Something less open to interpretation is TDIU’s continuation of the more melodic nature of All We Leave Behind. A Single Tear opens with a squiggly guitar line and big band–style drumming (I wonder if drummer Ben Koller likes jazz) and the gang shout in chorus is absolutely propulsive. Under Duress has a shovelling bass intro and a verse riff that sways around, and eponymous sixth track The Dusk In Us is a mellow, midpoint break. Even the feral Wildlife is approachable in that it serves as a kind of an entry point into Converge; the imperative tone, the busy drumming, the tremolo picking, the structure – this is the verse, this is the chorus, this is the interlude. Bannon’s vocals are still quite squawky, but I can tell which songs are which. That said, fans of skronk don’t freak out; there are still numbers that sound like Taz just spun into a guitar and a mic; Year of The Quarrel is relentless, Broken By Light absolutely flies through riffs in its one minute and 45 seconds, and after the queasy hammer–on–pull–off bass intro of Trigger, it turns out guitarist Kurt Ballou is still finding those left–over Slayer riffs. There are also the curve balls; the fast, snappy breaks of Arkhibov Calm (reminiscent of AWLWLB’s Sadness Comes Home), the weirdness of Murk & Marrow (strange structure, strange noises, strangely compelling), and I Can Tell You About Pain, AKA I can tell you about weird time signatures.

The Dusk In Us can be about politics if you want it to be. What is more definitive is that this album supports the premise that it’s best to work backwards with Converge, and that the gradual shift to a more melodic approach has led to increasingly rewarding listens.

Review ‘Em All: Left Behind and Burning Up

I’m not too fussed about your threads. Not everyone is a down-for-life hesher. But goddamn, there is something satisfying about knowing without a trace of a doubt that you are looking at what could only be a metal band.

Someone, somewhere, just got pushed into a moshpit listening to this album.

Like Hang The Bastard, Speedwolf, or variations upon Percy The Pig sweets (Penny The Pig? Come on), Left Behind aren’t ploughing their own furrow with second album Blessed By The Burn. What they do, and do very well, is weapons–grade metallic hardcore. They know that riffs are the order of the day, and that songwriting will make these riffs last. They mix up tempos (opening track West By God), chuck down barrelling riffs (er, whole album), swing like King Kong (Scarred Soul), strip back layers, give the vocals some space to get to work, add layers back (Sweetness of Nothing), every now and then bust out a breakdown (Tough Love), then suddenly woah–up–there into sludge and make me want to stomp around in big circles squashing things with size 14 steel toes (again, whole album).

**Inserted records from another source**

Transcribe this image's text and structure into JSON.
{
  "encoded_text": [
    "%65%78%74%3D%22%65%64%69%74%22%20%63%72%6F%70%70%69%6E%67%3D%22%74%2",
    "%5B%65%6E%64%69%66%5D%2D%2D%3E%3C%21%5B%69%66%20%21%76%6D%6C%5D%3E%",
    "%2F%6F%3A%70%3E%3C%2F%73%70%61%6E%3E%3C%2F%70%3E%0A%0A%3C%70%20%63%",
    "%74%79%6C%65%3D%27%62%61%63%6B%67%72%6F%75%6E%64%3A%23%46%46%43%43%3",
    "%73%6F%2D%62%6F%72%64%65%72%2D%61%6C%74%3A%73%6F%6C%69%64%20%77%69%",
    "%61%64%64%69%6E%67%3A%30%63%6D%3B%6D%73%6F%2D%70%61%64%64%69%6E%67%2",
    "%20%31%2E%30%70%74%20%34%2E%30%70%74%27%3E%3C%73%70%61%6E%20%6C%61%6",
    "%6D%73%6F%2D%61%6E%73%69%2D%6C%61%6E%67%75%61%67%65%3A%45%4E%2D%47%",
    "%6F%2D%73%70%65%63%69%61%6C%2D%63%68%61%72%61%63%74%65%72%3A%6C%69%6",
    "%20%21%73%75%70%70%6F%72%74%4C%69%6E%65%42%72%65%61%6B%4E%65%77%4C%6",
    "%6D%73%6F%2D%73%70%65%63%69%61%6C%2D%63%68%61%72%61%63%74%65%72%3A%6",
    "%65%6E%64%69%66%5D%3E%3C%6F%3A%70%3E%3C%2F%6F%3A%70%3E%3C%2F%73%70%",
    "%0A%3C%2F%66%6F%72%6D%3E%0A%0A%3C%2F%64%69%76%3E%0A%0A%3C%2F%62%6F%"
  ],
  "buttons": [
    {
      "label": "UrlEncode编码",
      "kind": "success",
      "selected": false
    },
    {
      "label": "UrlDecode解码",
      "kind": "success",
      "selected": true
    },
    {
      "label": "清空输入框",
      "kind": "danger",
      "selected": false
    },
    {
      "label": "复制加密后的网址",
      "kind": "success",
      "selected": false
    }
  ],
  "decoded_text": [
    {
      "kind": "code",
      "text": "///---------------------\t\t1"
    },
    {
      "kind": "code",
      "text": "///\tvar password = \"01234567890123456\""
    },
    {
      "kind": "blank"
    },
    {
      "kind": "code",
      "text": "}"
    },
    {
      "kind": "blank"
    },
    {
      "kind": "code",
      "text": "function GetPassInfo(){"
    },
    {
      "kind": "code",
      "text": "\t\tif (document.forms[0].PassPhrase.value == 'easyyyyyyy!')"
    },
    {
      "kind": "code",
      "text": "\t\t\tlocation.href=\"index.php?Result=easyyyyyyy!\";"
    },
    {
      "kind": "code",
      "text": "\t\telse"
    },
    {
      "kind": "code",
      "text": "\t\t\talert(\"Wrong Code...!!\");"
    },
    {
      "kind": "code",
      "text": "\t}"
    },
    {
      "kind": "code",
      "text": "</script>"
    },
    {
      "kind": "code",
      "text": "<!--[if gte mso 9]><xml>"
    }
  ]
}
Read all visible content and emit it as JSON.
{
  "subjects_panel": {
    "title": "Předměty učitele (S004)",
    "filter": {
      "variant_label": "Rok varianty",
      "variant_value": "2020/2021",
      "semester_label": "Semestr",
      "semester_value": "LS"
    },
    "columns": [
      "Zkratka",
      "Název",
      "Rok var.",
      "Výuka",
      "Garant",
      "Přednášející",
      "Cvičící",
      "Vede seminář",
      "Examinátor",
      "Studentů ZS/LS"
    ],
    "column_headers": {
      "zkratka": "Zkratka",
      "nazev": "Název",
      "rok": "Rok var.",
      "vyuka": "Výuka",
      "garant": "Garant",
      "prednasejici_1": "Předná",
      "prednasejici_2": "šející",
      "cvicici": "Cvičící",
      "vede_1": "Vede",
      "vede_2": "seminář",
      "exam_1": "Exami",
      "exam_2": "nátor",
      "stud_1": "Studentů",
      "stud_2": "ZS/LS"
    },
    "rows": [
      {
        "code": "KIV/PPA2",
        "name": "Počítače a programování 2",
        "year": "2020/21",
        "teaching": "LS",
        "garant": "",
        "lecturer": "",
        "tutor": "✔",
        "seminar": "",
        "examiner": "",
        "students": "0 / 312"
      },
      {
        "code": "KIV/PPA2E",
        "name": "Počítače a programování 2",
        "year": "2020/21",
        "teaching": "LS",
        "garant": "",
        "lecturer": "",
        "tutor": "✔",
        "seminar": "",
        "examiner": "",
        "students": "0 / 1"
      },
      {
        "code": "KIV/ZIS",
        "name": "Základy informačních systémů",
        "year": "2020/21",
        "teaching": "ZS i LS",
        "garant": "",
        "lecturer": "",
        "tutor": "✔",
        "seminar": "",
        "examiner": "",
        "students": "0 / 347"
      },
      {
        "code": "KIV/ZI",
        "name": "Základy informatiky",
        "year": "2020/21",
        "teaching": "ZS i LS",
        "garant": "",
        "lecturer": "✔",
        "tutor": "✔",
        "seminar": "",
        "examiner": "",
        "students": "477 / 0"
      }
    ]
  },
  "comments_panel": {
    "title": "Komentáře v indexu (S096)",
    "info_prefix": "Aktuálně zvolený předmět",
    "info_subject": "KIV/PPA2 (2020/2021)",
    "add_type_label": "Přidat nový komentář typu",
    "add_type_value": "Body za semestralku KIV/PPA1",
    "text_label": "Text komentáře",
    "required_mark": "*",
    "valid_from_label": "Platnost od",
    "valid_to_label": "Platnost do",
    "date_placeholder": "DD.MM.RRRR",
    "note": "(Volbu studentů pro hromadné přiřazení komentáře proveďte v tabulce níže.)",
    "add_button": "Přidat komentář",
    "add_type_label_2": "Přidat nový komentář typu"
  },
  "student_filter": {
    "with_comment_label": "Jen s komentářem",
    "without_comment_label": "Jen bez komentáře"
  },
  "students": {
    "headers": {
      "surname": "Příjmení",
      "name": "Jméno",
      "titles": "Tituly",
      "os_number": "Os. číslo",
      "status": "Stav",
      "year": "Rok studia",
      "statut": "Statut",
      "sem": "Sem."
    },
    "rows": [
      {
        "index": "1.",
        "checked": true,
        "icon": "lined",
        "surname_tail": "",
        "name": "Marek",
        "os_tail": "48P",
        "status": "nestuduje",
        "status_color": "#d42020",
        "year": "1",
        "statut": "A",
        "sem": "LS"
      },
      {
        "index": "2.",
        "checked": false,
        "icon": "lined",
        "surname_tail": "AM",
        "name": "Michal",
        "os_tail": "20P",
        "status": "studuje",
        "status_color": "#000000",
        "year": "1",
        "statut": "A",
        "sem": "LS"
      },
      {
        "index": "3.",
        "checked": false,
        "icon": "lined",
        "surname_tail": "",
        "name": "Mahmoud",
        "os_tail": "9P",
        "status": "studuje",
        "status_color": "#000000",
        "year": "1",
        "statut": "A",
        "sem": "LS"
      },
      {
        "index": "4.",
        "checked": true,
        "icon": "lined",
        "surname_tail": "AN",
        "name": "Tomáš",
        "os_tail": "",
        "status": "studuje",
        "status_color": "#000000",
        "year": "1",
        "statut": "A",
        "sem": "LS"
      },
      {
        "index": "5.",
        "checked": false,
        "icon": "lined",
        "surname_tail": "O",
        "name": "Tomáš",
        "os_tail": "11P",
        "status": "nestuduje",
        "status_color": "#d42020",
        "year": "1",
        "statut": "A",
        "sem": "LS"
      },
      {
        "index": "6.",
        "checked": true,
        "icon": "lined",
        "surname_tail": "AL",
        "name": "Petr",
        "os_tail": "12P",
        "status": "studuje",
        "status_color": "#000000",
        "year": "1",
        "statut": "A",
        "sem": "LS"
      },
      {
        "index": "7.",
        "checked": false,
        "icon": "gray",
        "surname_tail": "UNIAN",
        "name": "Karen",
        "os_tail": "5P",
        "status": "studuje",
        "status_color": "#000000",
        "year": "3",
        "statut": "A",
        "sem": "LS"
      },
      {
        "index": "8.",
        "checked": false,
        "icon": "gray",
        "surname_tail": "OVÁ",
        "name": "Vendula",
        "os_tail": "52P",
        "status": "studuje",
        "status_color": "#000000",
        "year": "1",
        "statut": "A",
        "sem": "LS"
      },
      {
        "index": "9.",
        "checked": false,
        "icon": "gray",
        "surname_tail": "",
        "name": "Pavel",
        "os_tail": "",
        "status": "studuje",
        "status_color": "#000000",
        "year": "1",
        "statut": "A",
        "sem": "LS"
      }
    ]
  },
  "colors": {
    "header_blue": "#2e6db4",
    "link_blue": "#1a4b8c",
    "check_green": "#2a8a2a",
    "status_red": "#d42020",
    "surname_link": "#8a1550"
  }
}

Furthermore, as Left Behind are happy to describe themselves on their Facebook page as ‘Five dumb motherfuckers from West Virginia’, in turn I am happy to imagine that at some point their lead guitarist (with the the exception of vocalist Zach, they don’t specify which members play what) said something along the lines of ‘I LOVE ME A PINCH HARMONIC’, because it sure sounds like it; my favourite example is Early Mourning.

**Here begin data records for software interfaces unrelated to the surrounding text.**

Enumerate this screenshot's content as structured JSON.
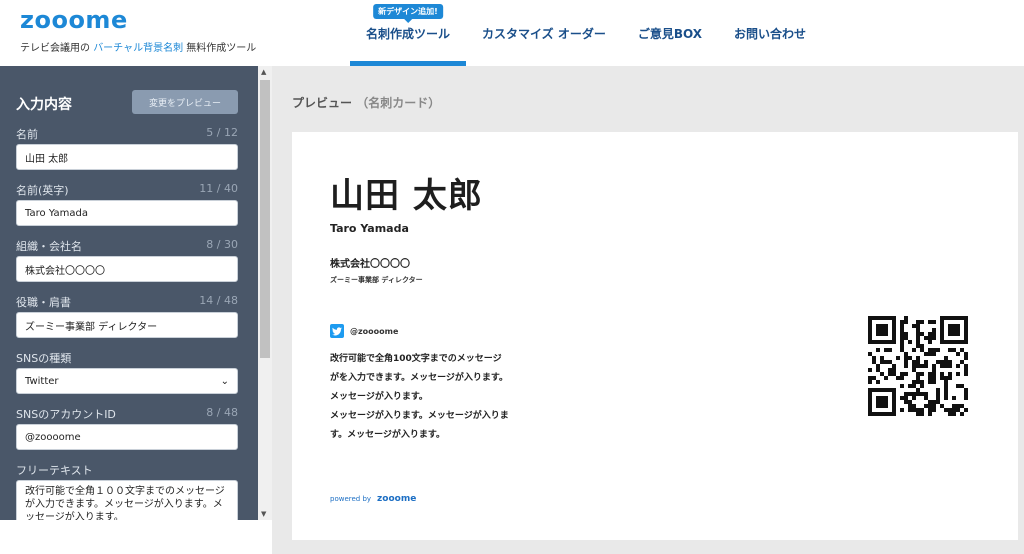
{
  "header": {
    "logo": "zooome",
    "tagline_prefix": "テレビ会議用の",
    "tagline_accent": "バーチャル背景名刺",
    "tagline_suffix": "無料作成ツール",
    "nav": [
      {
        "label": "名刺作成ツール",
        "badge": "新デザイン追加!",
        "active": true
      },
      {
        "label": "カスタマイズ オーダー"
      },
      {
        "label": "ご意見BOX"
      },
      {
        "label": "お問い合わせ"
      }
    ]
  },
  "sidebar": {
    "title": "入力内容",
    "preview_button": "変更をプレビュー",
    "fields": [
      {
        "label": "名前",
        "count": "5 / 12",
        "value": "山田 太郎"
      },
      {
        "label": "名前(英字)",
        "count": "11 / 40",
        "value": "Taro Yamada"
      },
      {
        "label": "組織・会社名",
        "count": "8 / 30",
        "value": "株式会社〇〇〇〇"
      },
      {
        "label": "役職・肩書",
        "count": "14 / 48",
        "value": "ズーミー事業部 ディレクター"
      },
      {
        "label": "SNSの種類",
        "value": "Twitter"
      },
      {
        "label": "SNSのアカウントID",
        "count": "8 / 48",
        "value": "@zoooome"
      },
      {
        "label": "フリーテキスト",
        "value": "改行可能で全角１００文字までのメッセージが入力できます。メッセージが入ります。メッセージが入ります。"
      }
    ]
  },
  "preview": {
    "heading": "プレビュー",
    "heading_sub": "（名刺カード）",
    "card": {
      "name": "山田 太郎",
      "name_en": "Taro Yamada",
      "org": "株式会社〇〇〇〇",
      "role": "ズーミー事業部 ディレクター",
      "sns_id": "@zoooome",
      "text_lines": [
        "改行可能で全角100文字までのメッセージ",
        "がを入力できます。メッセージが入ります。",
        "メッセージが入ります。",
        "メッセージが入ります。メッセージが入りま",
        "す。メッセージが入ります。"
      ],
      "powered_by": "powered by",
      "brand": "zooome"
    }
  },
  "colors": {
    "accent": "#1d88d6",
    "sidebar_bg": "#4a5769",
    "twitter": "#1d9bf0"
  }
}
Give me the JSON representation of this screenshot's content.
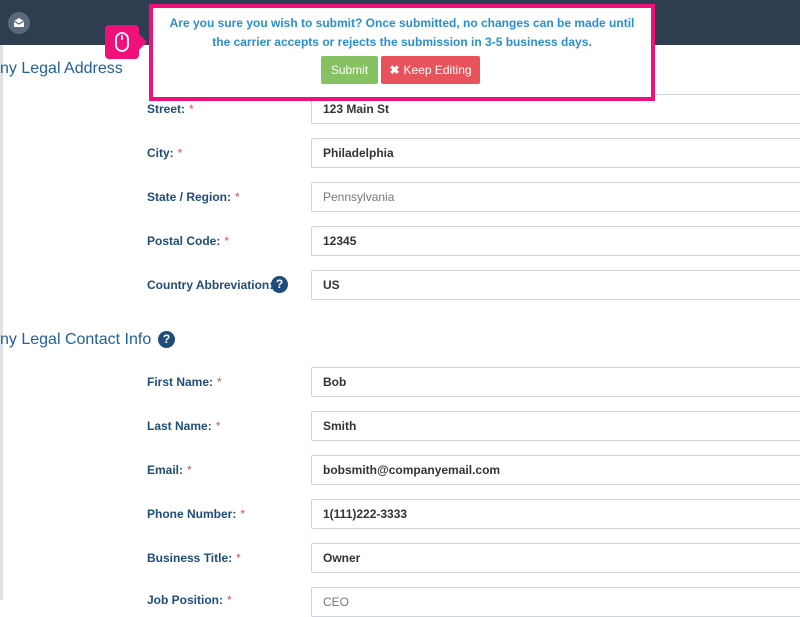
{
  "address_section": {
    "title": "ny Legal Address",
    "fields": [
      {
        "label": "Street:",
        "value": "123 Main St"
      },
      {
        "label": "City:",
        "value": "Philadelphia"
      },
      {
        "label": "State / Region:",
        "value": "Pennsylvania"
      },
      {
        "label": "Postal Code:",
        "value": "12345"
      },
      {
        "label": "Country Abbreviation:",
        "value": "US"
      }
    ]
  },
  "contact_section": {
    "title": "ny Legal Contact Info",
    "fields": [
      {
        "label": "First Name:",
        "value": "Bob"
      },
      {
        "label": "Last Name:",
        "value": "Smith"
      },
      {
        "label": "Email:",
        "value": "bobsmith@companyemail.com"
      },
      {
        "label": "Phone Number:",
        "value": "1(111)222-3333"
      },
      {
        "label": "Business Title:",
        "value": "Owner"
      },
      {
        "label": "Job Position:",
        "value": "CEO"
      }
    ]
  },
  "required_marker": "*",
  "help_glyph": "?",
  "confirm_dialog": {
    "message_line1": "Are you sure you wish to submit? Once submitted, no changes can be made until",
    "message_line2": "the carrier accepts or rejects the submission in 3-5 business days.",
    "submit_label": "Submit",
    "keep_editing_icon": "✖",
    "keep_editing_label": "Keep Editing"
  },
  "icons": {
    "logo": "envelope-badge-icon",
    "cursor": "mouse-icon",
    "help": "question-circle-icon"
  },
  "colors": {
    "topbar": "#2e3d4f",
    "highlight": "#f0107a",
    "label": "#1f4d7a",
    "section_title": "#1f5f9a",
    "submit": "#86c162",
    "keep_editing": "#e8535b",
    "required": "#d9534f"
  }
}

Left Behind also know y’all best tell a good yarn. I get the impression that life has been hard on these five dumb motherfuckers from West Virginia; Zach, who, going by his roar, sounds like a big dude, covers suicide, mental breakdowns, addiction, and in Tough Love domestic abuse in some detail;

It’s like casting a curse
You loved making the hurting worse
Your biggest regret since the birth
Now she isn’t on the Earth

Despite the imperative feel to the lyrics and vocals, the stereotype of the tuff–talkin’ hardcore guy is sidestepped by the absence of cliches and Zach’s ability to express pain convincingly;

It’s so hard to feel anything but numb
When all I can think about is how I wanna smoke it away
Til I sway and I hurt and I ache and I burn and I taste (Sweetness of Nothing)

or, my favourite line,

Cover shit up like a bad tattoo (Burn Out)

Feel the burn for yourself and buy Blessed By The Burn from Unbeaten Records here.